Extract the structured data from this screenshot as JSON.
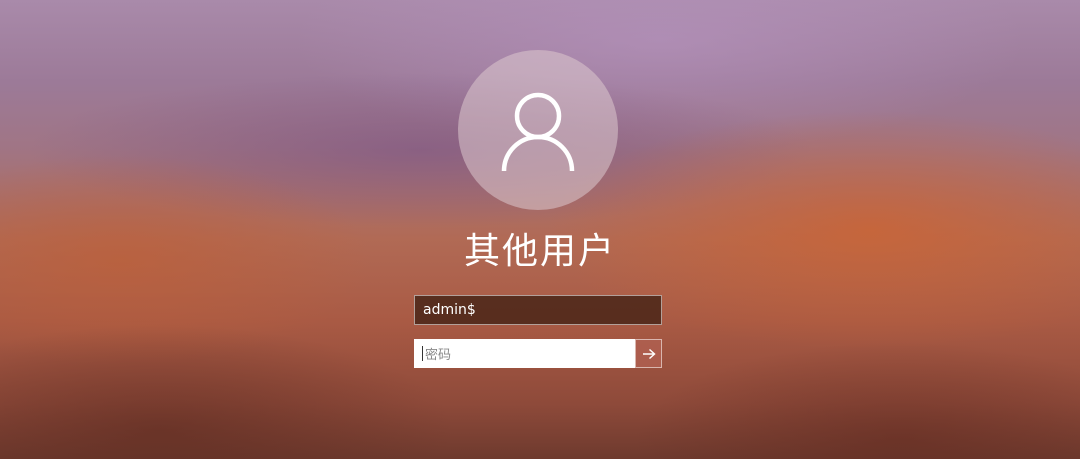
{
  "user": {
    "display_name": "其他用户",
    "avatar_icon": "user-silhouette-icon"
  },
  "login": {
    "username_value": "admin$",
    "password_placeholder": "密码",
    "submit_icon": "arrow-right-icon"
  },
  "colors": {
    "username_field_bg": "#46231a",
    "password_field_bg": "#ffffff",
    "text_white": "#ffffff"
  }
}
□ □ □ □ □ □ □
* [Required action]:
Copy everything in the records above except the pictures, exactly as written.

* [Response for this exercise]:
Extract the structured data from this screenshot as JSON.
{
  "user": {
    "display_name": "其他用户",
    "avatar_icon": "user-silhouette-icon"
  },
  "login": {
    "username_value": "admin$",
    "password_placeholder": "密码",
    "submit_icon": "arrow-right-icon"
  },
  "colors": {
    "username_field_bg": "#46231a",
    "password_field_bg": "#ffffff",
    "text_white": "#ffffff"
  }
}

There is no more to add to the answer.